**TASK STATEMENT**: Pull every line with "Jobs" from the data.

RECORDS SUPPLIED: Begin

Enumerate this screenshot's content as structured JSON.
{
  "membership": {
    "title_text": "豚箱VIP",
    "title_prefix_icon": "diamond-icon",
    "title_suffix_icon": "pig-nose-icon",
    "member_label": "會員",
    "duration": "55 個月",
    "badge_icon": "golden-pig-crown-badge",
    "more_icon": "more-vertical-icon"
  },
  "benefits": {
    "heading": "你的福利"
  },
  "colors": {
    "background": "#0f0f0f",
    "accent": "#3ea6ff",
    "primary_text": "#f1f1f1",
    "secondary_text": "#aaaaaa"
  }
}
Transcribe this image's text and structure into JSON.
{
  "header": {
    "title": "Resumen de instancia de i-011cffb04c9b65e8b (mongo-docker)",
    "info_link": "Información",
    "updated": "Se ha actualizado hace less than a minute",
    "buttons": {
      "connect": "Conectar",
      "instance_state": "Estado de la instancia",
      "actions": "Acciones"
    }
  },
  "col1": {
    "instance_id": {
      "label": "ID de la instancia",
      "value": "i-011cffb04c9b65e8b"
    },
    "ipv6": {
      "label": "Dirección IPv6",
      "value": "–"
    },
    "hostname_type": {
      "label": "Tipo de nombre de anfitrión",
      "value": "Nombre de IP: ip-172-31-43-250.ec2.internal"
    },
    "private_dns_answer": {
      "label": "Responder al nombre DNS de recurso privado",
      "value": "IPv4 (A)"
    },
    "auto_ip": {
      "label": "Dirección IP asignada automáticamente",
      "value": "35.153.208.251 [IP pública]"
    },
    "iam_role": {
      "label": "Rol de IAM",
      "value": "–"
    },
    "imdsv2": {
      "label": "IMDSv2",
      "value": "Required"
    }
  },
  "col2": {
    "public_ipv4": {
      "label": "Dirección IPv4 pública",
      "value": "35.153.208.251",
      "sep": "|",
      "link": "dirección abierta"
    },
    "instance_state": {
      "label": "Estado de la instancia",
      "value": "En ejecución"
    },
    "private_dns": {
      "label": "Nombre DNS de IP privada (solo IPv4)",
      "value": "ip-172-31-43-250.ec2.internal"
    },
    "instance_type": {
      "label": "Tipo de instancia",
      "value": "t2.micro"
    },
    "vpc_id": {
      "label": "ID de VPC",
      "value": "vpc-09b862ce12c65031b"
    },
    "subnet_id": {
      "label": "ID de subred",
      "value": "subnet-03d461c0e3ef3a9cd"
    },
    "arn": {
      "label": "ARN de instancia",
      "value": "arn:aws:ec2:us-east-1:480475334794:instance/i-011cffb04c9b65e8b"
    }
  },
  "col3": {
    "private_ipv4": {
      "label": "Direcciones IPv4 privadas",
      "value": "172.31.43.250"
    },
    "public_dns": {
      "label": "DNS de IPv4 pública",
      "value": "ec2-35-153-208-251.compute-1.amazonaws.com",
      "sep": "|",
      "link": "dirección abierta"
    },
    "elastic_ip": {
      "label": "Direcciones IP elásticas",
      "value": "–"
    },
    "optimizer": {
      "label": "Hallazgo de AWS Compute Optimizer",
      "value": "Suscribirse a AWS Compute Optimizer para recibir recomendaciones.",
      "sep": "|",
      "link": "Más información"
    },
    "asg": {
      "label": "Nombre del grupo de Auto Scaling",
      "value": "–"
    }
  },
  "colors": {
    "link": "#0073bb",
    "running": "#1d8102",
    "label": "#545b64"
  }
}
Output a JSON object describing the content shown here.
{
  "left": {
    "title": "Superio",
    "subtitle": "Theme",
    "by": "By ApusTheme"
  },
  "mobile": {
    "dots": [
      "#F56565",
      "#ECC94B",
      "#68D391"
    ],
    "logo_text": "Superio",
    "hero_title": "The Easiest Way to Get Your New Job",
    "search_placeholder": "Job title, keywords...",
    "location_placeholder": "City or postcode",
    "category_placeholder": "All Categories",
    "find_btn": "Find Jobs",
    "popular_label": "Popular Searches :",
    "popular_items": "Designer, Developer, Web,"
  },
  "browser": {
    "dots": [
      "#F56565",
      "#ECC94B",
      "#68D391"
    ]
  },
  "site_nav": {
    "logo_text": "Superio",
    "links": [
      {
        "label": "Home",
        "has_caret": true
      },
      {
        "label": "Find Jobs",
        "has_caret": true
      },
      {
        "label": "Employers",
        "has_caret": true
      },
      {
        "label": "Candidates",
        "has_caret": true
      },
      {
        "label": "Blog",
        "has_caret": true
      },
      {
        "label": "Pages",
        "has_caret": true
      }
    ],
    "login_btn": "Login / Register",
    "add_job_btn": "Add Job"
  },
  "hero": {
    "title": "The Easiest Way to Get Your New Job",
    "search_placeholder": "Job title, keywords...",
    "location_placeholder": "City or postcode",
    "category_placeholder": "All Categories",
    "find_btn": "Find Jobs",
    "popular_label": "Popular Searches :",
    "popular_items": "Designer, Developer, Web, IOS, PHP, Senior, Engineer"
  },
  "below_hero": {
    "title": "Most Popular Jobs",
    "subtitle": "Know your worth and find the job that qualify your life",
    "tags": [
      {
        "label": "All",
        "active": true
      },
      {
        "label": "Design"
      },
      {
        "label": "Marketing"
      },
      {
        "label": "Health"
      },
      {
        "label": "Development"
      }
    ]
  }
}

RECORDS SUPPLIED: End

**ANSWER SPACE**:
    "find_btn": "Find Jobs",
        "label": "Find Jobs",
    "find_btn": "Find Jobs",
    "title": "Most Popular Jobs",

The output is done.